Data records for software interfaces
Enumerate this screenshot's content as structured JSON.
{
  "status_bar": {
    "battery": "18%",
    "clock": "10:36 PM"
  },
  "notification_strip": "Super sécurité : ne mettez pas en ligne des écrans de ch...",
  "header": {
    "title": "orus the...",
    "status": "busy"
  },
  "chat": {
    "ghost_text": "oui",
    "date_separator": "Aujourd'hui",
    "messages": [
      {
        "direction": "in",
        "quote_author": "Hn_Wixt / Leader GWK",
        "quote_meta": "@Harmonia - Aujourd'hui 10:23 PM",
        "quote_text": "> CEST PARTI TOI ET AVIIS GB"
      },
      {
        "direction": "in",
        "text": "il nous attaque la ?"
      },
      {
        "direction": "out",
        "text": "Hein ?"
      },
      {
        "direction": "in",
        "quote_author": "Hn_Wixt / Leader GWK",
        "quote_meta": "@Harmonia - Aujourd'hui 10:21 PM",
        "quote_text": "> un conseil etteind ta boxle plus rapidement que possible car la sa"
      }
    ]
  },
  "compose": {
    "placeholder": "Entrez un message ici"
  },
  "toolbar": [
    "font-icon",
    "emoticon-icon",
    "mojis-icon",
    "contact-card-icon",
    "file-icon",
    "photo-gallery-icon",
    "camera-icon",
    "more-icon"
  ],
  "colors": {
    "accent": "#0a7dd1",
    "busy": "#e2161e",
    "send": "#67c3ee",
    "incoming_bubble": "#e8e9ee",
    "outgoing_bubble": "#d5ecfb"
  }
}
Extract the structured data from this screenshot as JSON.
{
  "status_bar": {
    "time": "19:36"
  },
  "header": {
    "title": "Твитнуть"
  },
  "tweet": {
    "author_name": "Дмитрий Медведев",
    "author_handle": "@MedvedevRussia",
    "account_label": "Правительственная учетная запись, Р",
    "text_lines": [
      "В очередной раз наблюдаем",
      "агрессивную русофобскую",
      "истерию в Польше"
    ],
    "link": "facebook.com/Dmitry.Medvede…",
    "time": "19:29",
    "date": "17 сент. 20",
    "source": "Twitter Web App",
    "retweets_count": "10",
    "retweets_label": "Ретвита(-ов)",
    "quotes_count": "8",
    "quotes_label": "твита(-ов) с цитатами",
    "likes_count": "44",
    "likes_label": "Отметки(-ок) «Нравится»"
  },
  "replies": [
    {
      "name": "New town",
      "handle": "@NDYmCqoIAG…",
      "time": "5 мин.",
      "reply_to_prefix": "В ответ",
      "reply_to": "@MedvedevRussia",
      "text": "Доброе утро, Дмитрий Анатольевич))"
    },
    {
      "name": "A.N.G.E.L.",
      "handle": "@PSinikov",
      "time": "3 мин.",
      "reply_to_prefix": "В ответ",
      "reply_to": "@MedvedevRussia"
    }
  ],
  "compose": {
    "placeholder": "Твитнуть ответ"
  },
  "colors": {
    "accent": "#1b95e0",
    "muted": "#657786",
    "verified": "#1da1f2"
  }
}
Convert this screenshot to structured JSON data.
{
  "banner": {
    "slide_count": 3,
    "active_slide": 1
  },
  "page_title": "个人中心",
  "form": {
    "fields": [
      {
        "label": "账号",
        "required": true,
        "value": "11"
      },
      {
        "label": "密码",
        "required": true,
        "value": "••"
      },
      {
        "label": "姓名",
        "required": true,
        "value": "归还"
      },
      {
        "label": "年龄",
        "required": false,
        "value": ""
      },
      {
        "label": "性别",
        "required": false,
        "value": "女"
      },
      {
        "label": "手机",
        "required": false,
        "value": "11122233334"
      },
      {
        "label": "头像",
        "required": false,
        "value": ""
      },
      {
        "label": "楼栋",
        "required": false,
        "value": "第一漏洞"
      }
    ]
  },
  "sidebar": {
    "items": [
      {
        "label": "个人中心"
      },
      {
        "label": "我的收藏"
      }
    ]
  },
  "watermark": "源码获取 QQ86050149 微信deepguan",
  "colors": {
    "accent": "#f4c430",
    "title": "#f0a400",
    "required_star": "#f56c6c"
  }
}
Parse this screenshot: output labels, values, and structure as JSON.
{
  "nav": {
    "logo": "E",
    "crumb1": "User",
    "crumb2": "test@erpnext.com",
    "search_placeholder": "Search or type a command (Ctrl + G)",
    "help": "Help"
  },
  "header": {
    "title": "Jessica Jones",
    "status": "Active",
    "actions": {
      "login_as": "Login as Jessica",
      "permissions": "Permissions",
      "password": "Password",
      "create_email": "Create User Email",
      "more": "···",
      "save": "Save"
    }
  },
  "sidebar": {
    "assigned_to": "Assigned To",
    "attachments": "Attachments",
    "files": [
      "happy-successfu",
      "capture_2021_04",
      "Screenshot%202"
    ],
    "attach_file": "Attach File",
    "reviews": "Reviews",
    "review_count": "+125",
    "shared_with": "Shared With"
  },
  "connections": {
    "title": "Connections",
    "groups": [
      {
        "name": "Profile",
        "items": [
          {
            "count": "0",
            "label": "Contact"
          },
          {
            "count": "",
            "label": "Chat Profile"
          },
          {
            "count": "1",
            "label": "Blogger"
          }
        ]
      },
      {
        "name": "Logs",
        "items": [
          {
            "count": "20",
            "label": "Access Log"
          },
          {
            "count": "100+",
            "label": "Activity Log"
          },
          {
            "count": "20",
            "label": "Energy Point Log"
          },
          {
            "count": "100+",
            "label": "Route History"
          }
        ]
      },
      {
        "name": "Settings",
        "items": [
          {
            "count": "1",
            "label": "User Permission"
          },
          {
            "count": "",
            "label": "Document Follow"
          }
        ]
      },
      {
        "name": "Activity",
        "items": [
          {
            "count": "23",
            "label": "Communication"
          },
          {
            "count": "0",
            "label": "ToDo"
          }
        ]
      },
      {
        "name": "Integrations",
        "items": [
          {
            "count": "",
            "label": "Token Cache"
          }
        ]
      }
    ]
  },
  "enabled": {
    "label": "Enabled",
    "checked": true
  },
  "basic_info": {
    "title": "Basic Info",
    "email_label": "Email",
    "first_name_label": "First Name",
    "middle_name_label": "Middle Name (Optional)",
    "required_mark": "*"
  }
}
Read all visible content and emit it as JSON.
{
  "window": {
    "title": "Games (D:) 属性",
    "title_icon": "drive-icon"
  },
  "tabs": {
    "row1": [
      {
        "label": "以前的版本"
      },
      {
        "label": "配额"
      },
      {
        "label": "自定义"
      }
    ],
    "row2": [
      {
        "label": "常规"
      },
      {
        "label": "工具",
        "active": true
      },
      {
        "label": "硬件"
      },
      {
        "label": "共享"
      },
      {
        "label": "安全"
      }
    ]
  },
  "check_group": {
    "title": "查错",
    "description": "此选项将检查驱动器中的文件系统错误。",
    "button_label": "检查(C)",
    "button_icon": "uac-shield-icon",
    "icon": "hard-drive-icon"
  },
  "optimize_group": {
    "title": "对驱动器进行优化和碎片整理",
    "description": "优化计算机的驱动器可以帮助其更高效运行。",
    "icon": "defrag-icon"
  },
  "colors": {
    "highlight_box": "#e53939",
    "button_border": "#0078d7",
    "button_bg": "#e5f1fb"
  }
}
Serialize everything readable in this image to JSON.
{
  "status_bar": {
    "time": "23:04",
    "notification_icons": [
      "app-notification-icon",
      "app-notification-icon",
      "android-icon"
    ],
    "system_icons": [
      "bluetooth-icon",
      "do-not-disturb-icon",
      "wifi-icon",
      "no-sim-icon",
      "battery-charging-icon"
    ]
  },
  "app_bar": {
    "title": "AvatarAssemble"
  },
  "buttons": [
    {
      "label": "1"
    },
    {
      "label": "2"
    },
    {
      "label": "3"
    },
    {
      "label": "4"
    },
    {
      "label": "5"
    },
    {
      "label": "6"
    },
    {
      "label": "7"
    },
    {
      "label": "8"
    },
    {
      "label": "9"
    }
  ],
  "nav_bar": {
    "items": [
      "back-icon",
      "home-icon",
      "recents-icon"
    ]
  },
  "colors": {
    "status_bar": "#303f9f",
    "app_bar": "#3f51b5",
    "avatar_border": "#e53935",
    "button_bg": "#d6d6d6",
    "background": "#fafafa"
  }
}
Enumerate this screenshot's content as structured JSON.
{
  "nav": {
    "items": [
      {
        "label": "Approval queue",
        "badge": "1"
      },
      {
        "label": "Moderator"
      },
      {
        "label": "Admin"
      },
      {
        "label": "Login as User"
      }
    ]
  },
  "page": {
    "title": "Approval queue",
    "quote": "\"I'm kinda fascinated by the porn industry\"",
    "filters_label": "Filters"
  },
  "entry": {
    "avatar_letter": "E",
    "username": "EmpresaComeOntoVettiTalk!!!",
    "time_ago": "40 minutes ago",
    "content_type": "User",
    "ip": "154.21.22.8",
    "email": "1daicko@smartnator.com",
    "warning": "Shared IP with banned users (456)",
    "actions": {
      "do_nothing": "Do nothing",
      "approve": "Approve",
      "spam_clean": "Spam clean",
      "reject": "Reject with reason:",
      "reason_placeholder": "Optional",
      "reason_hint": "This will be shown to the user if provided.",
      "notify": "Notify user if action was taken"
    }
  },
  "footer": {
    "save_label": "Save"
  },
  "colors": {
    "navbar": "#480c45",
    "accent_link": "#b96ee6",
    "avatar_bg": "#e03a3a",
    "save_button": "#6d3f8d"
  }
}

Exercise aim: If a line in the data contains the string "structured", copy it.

Response box:
Enumerate this screenshot's content as structured JSON.
Extract the structured data from this screenshot as JSON.
Convert this screenshot to structured JSON data.
Enumerate this screenshot's content as structured JSON.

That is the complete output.